How much is enough to represent sufficient “skin in the game” as it relates to a new private equity manager’s monetary commitment to his or her own fund?

That was a question posed at Buyouts Insider’s Emerging Manager Connect conference in New York this week.

The answer? “Effectively, you should mortgage your house, you should put every dime you have into that fund,” said Andre Rice, president of Muller & Monroe Asset Management, who spoke on a panel at the conference.

“I’m not asking someone to impoverish themselves and risk their ability to feed their family [but] I have to believe that if this thing fails, I want you at home sobbing,” Rice said.

The ultimate question: “Is the team putting in enough money so I know … they’re really worried about the portfolio. We put in a lot of money and they put in a little, relatively speaking. We expect them to write big checks—relative to their net worth.”

GP commitment has long been a major concern of limited partners who invest money in private equity funds. GP commitments generally fall in a range from 1 to 5 percent of total commitments, according to Buyouts Insider’s PE/VC Partnership Agreements Study 2018/2019.

Only 7 percent of North American GP respondents made contributions of 5.1 to 10 percent, while 10 percent of such GPs made commitments of more than 10 percent, the study found.

GPs make such commitments either in cash or in a representative way by waiving management fees for LPs. The waiver converts management fees paid by LPs to be used to fund the GP commitment. This helps with a GP’s tax bill because management fees are taxed as regular income, while the GP commitment is treated at the lower capital gains rate.

Institutional Limited Partners Association doesn’t recommend a GP commitment size, but does advocate that GPs make their commitments in cash rather than through management fee waivers.

“I think the inability of young GPs to commit sizable dollar amounts to their funds is a major reason why people don’t commit to first-time funds,” Jim Bethea, chief investment officer at University of Iowa Center for Advancement, said in a separate email.

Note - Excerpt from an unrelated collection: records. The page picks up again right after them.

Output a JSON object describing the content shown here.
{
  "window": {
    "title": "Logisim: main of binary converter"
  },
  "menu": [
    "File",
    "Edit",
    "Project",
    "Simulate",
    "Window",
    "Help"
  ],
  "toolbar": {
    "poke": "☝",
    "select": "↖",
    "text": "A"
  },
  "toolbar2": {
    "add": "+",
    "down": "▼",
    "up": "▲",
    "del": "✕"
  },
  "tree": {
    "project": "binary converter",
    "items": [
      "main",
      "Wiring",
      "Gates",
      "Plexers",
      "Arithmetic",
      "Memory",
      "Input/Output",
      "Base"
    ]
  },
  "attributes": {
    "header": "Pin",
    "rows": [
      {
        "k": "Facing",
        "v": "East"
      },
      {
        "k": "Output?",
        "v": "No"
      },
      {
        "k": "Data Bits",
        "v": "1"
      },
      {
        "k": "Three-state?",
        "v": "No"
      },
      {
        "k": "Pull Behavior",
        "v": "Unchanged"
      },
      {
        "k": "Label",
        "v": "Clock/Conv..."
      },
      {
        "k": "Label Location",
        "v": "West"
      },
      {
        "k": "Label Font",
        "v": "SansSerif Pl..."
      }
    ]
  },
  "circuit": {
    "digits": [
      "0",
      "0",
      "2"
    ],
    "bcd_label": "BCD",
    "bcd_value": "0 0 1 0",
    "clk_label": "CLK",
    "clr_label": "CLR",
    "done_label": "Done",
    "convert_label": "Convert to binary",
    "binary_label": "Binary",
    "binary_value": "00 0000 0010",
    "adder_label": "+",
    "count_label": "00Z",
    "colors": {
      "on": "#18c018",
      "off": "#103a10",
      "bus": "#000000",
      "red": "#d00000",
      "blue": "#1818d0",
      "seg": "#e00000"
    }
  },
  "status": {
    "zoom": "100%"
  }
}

“Too many people are worried about “more than X%” rather than how much of the GP’s liquid net worth is committed. LPs have to remember that Fund I will probably not be paying [carried interest] to the GP when they have to raise Fund II as well. Don’t get me wrong, larger GP commits are better than smaller ones but if we are truly partners we need to have a more in-depth conversation than what percentage is the GP commit. If its below 1 percent, then you are probably raising too much money.”

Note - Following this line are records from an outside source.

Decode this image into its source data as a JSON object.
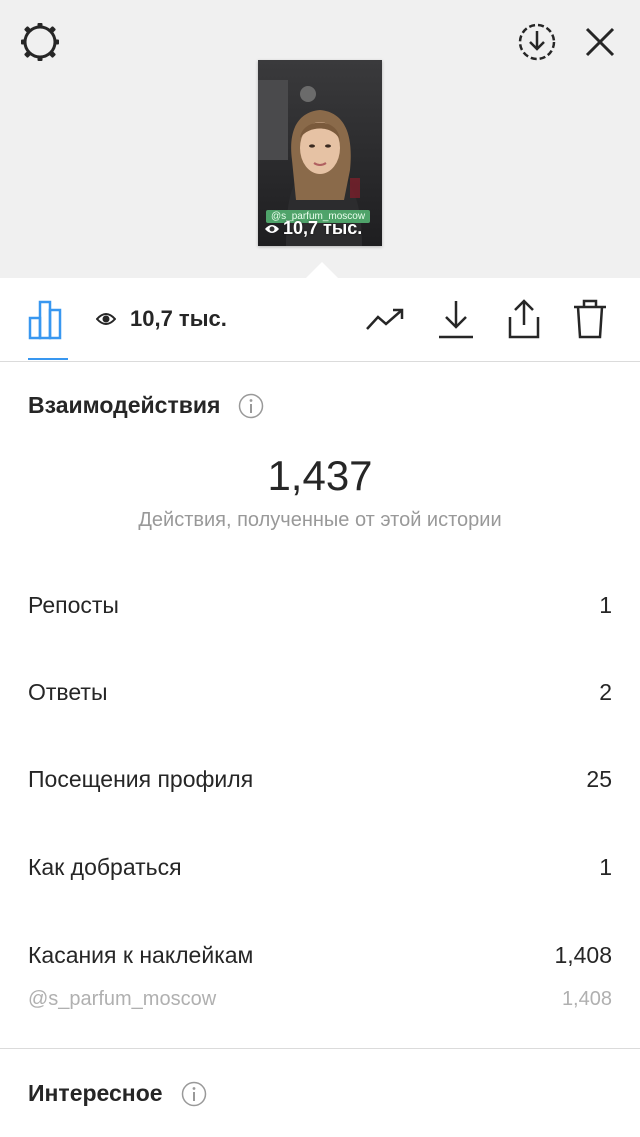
{
  "header": {
    "icons": [
      "gear-icon",
      "download-circle-icon",
      "close-icon"
    ]
  },
  "story_thumbnail": {
    "sticker_text": "@s_parfum_moscow",
    "views_overlay": "10,7 тыс."
  },
  "toolbar": {
    "views": "10,7 тыс.",
    "icons": [
      "bar-chart-icon",
      "eye-icon",
      "trend-icon",
      "download-icon",
      "share-icon",
      "trash-icon"
    ]
  },
  "interactions": {
    "title": "Взаимодействия",
    "total": "1,437",
    "caption": "Действия, полученные от этой истории",
    "rows": [
      {
        "label": "Репосты",
        "value": "1"
      },
      {
        "label": "Ответы",
        "value": "2"
      },
      {
        "label": "Посещения профиля",
        "value": "25"
      },
      {
        "label": "Как добраться",
        "value": "1"
      },
      {
        "label": "Касания к наклейкам",
        "value": "1,408"
      }
    ],
    "sticker_row": {
      "label": "@s_parfum_moscow",
      "value": "1,408"
    }
  },
  "discovery": {
    "title": "Интересное"
  },
  "colors": {
    "accent": "#3897f0",
    "text": "#262626",
    "secondary": "#999999",
    "top_background": "#f0f0f0"
  }
}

The size of the check also varies depending on the amount of wealth a founder has amassed. Someone who has made millions working for years at a large established firm might put in a big GP commitment, but the concern then becomes that the fund is just a mechanism for wealth management, said Ed Powers, managing director at HarbourVest Partners who works with emerging managers. Powers also spoke on the panel at the conference.

“We want people on that edge who have that hunger,” Powers said.

Action Item: Read the ILPA principles here: